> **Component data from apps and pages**
+-------+
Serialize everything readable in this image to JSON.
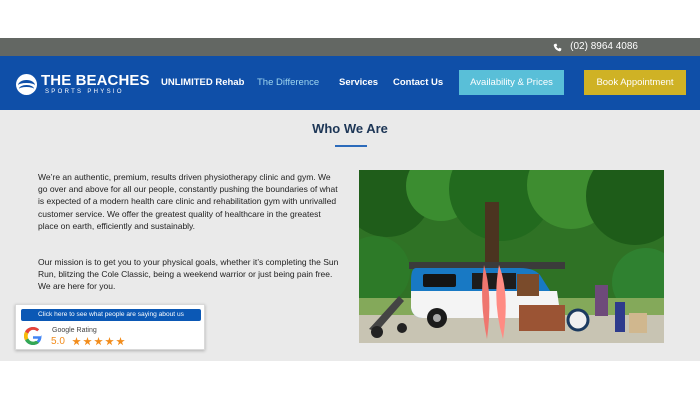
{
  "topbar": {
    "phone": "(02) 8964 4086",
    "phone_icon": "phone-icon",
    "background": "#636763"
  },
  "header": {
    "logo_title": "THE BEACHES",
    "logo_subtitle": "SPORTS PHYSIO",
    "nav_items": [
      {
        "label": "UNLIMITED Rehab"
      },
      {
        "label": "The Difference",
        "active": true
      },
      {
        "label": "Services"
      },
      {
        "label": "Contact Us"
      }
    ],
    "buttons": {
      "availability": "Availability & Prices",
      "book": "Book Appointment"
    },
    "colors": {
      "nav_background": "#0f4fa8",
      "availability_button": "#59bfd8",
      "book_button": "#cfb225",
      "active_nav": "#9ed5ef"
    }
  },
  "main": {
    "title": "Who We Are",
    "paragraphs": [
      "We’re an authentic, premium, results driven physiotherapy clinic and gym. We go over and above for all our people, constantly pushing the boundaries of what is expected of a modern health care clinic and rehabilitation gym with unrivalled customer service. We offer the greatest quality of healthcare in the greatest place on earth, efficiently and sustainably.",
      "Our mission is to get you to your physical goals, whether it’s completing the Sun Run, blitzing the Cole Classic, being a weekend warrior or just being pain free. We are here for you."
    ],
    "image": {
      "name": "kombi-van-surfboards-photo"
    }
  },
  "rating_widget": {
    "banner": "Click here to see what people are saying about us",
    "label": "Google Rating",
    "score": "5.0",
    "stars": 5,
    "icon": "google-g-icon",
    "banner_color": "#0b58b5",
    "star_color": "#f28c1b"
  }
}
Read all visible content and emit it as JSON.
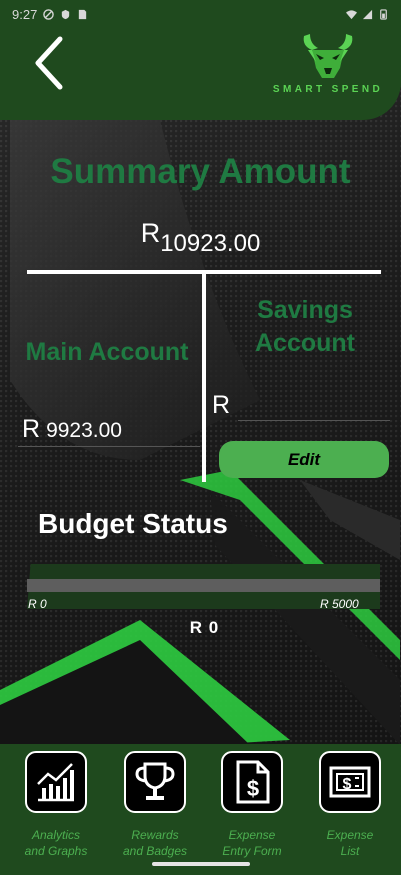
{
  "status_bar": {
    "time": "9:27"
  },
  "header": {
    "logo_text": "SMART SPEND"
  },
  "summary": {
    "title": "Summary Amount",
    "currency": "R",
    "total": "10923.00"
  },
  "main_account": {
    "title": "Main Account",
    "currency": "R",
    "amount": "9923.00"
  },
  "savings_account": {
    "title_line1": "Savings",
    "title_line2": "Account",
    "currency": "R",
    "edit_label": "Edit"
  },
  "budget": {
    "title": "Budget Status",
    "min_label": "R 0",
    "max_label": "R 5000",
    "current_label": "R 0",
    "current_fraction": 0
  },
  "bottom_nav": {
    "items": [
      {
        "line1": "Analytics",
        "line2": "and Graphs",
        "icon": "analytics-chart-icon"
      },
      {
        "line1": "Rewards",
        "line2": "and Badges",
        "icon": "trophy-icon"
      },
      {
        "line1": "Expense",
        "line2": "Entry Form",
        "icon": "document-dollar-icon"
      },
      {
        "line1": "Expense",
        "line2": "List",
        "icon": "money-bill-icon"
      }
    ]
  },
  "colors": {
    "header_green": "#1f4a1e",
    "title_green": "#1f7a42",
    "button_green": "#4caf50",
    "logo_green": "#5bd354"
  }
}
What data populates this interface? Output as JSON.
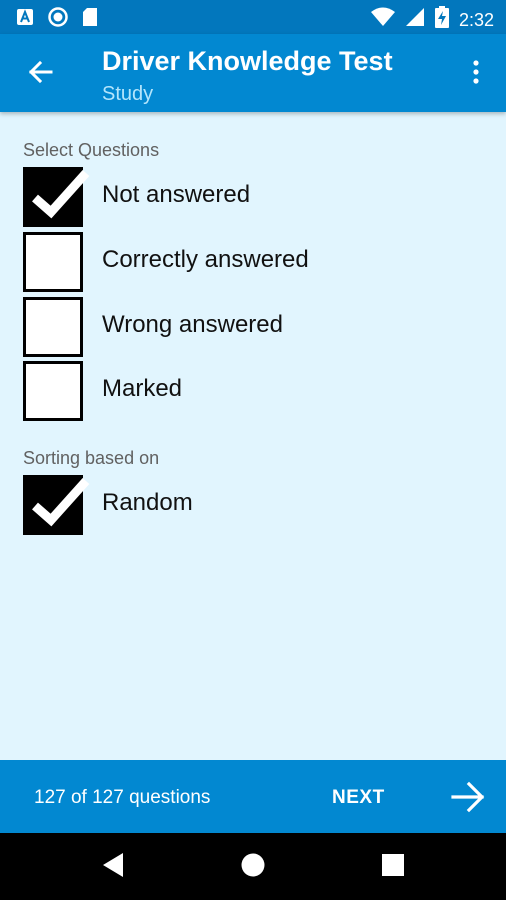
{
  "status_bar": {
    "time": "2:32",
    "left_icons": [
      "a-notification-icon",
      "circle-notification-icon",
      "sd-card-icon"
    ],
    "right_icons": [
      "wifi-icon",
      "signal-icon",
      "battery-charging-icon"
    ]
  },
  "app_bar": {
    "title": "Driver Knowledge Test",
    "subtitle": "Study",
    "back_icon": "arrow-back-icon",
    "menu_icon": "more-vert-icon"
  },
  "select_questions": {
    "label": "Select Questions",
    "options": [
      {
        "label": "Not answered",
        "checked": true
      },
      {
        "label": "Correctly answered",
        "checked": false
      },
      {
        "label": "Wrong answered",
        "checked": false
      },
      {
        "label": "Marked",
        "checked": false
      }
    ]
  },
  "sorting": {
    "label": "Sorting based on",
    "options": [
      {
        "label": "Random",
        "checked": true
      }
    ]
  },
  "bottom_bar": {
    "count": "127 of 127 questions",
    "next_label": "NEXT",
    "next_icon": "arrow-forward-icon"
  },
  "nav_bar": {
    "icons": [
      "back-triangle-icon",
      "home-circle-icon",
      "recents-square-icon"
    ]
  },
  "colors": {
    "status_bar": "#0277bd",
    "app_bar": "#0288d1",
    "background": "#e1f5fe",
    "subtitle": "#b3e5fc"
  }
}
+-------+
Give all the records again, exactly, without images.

Serialize everything readable in this image to JSON.
{
  "topbar": {
    "phone": "(02) 8964 4086",
    "phone_icon": "phone-icon",
    "background": "#636763"
  },
  "header": {
    "logo_title": "THE BEACHES",
    "logo_subtitle": "SPORTS PHYSIO",
    "nav_items": [
      {
        "label": "UNLIMITED Rehab"
      },
      {
        "label": "The Difference",
        "active": true
      },
      {
        "label": "Services"
      },
      {
        "label": "Contact Us"
      }
    ],
    "buttons": {
      "availability": "Availability & Prices",
      "book": "Book Appointment"
    },
    "colors": {
      "nav_background": "#0f4fa8",
      "availability_button": "#59bfd8",
      "book_button": "#cfb225",
      "active_nav": "#9ed5ef"
    }
  },
  "main": {
    "title": "Who We Are",
    "paragraphs": [
      "We’re an authentic, premium, results driven physiotherapy clinic and gym. We go over and above for all our people, constantly pushing the boundaries of what is expected of a modern health care clinic and rehabilitation gym with unrivalled customer service. We offer the greatest quality of healthcare in the greatest place on earth, efficiently and sustainably.",
      "Our mission is to get you to your physical goals, whether it’s completing the Sun Run, blitzing the Cole Classic, being a weekend warrior or just being pain free. We are here for you."
    ],
    "image": {
      "name": "kombi-van-surfboards-photo"
    }
  },
  "rating_widget": {
    "banner": "Click here to see what people are saying about us",
    "label": "Google Rating",
    "score": "5.0",
    "stars": 5,
    "icon": "google-g-icon",
    "banner_color": "#0b58b5",
    "star_color": "#f28c1b"
  }
}
Read all visible content and emit it as JSON.
{
  "status_bar": {
    "time": "9:27"
  },
  "header": {
    "logo_text": "SMART SPEND"
  },
  "summary": {
    "title": "Summary Amount",
    "currency": "R",
    "total": "10923.00"
  },
  "main_account": {
    "title": "Main Account",
    "currency": "R",
    "amount": "9923.00"
  },
  "savings_account": {
    "title_line1": "Savings",
    "title_line2": "Account",
    "currency": "R",
    "edit_label": "Edit"
  },
  "budget": {
    "title": "Budget Status",
    "min_label": "R 0",
    "max_label": "R 5000",
    "current_label": "R 0",
    "current_fraction": 0
  },
  "bottom_nav": {
    "items": [
      {
        "line1": "Analytics",
        "line2": "and Graphs",
        "icon": "analytics-chart-icon"
      },
      {
        "line1": "Rewards",
        "line2": "and Badges",
        "icon": "trophy-icon"
      },
      {
        "line1": "Expense",
        "line2": "Entry Form",
        "icon": "document-dollar-icon"
      },
      {
        "line1": "Expense",
        "line2": "List",
        "icon": "money-bill-icon"
      }
    ]
  },
  "colors": {
    "header_green": "#1f4a1e",
    "title_green": "#1f7a42",
    "button_green": "#4caf50",
    "logo_green": "#5bd354"
  }
}
What data populates this interface? Output as JSON.
{
  "status_bar": {
    "time": "2:32",
    "left_icons": [
      "a-notification-icon",
      "circle-notification-icon",
      "sd-card-icon"
    ],
    "right_icons": [
      "wifi-icon",
      "signal-icon",
      "battery-charging-icon"
    ]
  },
  "app_bar": {
    "title": "Driver Knowledge Test",
    "subtitle": "Study",
    "back_icon": "arrow-back-icon",
    "menu_icon": "more-vert-icon"
  },
  "select_questions": {
    "label": "Select Questions",
    "options": [
      {
        "label": "Not answered",
        "checked": true
      },
      {
        "label": "Correctly answered",
        "checked": false
      },
      {
        "label": "Wrong answered",
        "checked": false
      },
      {
        "label": "Marked",
        "checked": false
      }
    ]
  },
  "sorting": {
    "label": "Sorting based on",
    "options": [
      {
        "label": "Random",
        "checked": true
      }
    ]
  },
  "bottom_bar": {
    "count": "127 of 127 questions",
    "next_label": "NEXT",
    "next_icon": "arrow-forward-icon"
  },
  "nav_bar": {
    "icons": [
      "back-triangle-icon",
      "home-circle-icon",
      "recents-square-icon"
    ]
  },
  "colors": {
    "status_bar": "#0277bd",
    "app_bar": "#0288d1",
    "background": "#e1f5fe",
    "subtitle": "#b3e5fc"
  }
}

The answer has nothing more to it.